For many social workers, ASWB exam registration means facing one of their biggest fears: taking an exam. Anxiety sets in when we have to face the unknown. Understanding how tests like the ASWB exam are developed can help to demystify the process, and guide your studying process.
Test anxiety is real. Every day social workers worldwide fret about taking their ASWB exam. Some complain that the exam is unfair and should be eliminated. Others procrastinate while repeating the mantra that they are “...bad at tests.” Very few social workers look forward to ASWB exam registration and the challenge (some might say “crisis!”) of taking a professional social work exam.
Test-taking fear isn’t limited to the ASWB exam. The assessment industry has been under attack in the United States, particularly in the field of education. Concerns about fairness and bias along with the potential for stress on the student/test taker have led to many educators and--even some schools--eliminating tests from their toolbox.
This is a shame. Assessments are not only necessary to determine the qualifications of any professional, they are also a critical part of the learning process. Preparing for and taking a (closed book) test cements new information and knowledge. It is difficult to determine if any learning took place without a summative. Tests provide feedback about the individual students' knowledge while allowing educators to see whether their teaching methods were effective. In other words, a score on a test is an indicator of the individual’s performance and the quality of the teacher/teaching materials. This is crucial feedback for addressing the valid concerns about fairness and bias the the assessment industry has a moral obligation to address.

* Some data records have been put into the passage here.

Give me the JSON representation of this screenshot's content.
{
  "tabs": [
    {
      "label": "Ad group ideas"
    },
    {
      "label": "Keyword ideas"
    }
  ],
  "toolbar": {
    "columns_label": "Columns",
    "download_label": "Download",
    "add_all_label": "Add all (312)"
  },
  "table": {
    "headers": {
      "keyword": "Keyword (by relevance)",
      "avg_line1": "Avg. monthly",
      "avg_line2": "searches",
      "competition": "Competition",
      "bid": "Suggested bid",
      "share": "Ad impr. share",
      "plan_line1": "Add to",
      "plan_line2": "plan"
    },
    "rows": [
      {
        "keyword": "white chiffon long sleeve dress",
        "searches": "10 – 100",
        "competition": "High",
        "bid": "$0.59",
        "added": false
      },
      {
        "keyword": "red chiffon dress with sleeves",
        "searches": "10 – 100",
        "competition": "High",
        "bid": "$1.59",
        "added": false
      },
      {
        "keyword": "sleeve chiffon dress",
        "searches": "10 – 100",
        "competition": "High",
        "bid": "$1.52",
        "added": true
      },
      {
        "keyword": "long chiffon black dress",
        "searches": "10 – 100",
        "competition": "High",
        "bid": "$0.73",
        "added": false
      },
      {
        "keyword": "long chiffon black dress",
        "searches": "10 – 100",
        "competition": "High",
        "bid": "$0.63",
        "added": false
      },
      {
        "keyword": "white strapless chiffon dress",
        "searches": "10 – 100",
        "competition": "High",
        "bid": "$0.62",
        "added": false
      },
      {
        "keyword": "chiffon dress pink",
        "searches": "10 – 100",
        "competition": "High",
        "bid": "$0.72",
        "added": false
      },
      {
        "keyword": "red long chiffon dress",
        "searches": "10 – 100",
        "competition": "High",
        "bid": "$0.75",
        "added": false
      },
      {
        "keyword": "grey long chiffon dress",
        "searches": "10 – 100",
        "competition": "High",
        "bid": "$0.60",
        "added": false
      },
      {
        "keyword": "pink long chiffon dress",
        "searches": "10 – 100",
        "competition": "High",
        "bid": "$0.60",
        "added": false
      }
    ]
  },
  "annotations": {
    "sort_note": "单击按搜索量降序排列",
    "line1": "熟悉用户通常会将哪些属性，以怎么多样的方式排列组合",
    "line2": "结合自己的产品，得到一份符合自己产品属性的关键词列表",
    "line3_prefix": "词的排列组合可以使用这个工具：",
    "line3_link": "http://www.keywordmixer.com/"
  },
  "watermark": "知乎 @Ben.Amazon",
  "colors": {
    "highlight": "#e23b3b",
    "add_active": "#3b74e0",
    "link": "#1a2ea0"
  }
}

Everyone has taken a test, but few understand test development. Whether you are a social worker taking the Bachelors, Masters, Advanced Generalist, or Clinical ASWB exam, all the social work exams have one thing in common: They are standardized tests. Understanding how they are administered and developed can help manage test anxiety so that your energy can be spent preparing rather than fretting!
Standardized tests get a particularly bad rap in the world of assessments. However, when it comes to assessments of a large group of people, standardized tests like the ASWB Exam are the most objective testing format because the questions are consistent--that is, the test taker will see the same questions as every other test taker, regardless of test date--and the test is administered in the controlled environment of an assessment center.
When sitting for the ASWB exam, many social workers don’t realize how much work and thought went into getting all those test questions ready. Examination construction is far more complicated than most people think.
Here is a step-by-step summary of how the ASWB exam gets made:
- The ASWB exam standards are developed by fellow social workers who first determine what it means to be a social worker: Every few years, social workers practicing in a wide variety of settings and geographic locations are surveyed to identify what practices they use in their work. The result of the survey is called a “practice analysis” and it provides the framework for standards that will be tested on the ASWB exam.
- The ASWB Exam Committee then identifies experts in the social work field to write questions based on the standards. The subject matter experts/ASWB item writers undergo extensive training in how to write test questions. Three types of questions are writing: recall, application, and reasoning.
- The ASWB Exam Committee “test drives” the questions. After the new items are drafted by the subject experts, the ASWB exam committee reviews them. Once the committee approves them, the questions are included on the nationally administered ASWB exams. Of the 170 questions on the ASWB exam, 20 experimental questions that are being evaluated by psychometric experts for reliability and difficulty. These are un-scored.
- The ASWB Exam Committee weeds out the questions that are not consistent measures of knowledge and ability. The main measure of this is when a test taker scores well on the rest of the exam but misses the experimental question.
- The ASWB Exam Committee adds the new validated questions into the ASWB exam question test bank and are used to to create a given ASWB exam.
As you can see, there is a science behind the standardized test process. And this is a good thing. At one point in California, the social work licensing exam was oral and social workers had to answer questions presented by a panel of social work experts. That panel would not be the same for everyone. This is a highly subjective way of assessing competence and many social workers who failed felt that they had been judged unfairly. California’s move to a standardized test meant that everyone was judged by the same standard, which is fairness in action.
At the Therapist Development Center, we pride ourselves in our in-depth knowledge of ASWB exams. Our coaches have all scored in the top 10% of their testing cycle. But we offer more than just the knowledge of the exams. We also understand the learning process and how best to prepare for the exam. We offer a system that allows you to “study smart” with the material presented in a way that maximizes your learning in the least amount of time. And we don’t just want you to pass, we want you to “pass with confidence” and enter your professional life with a thorough foundation to be the best social worker you can be.
I am fricking out with all the material.
Hi Guadalupe, I'm so sorry to hear you're freaking out! Be sure to reach out to our wonderful LMSW coach through the 'ask a coach' form in your study center with any questions you have. We want you to feel supported all along the way.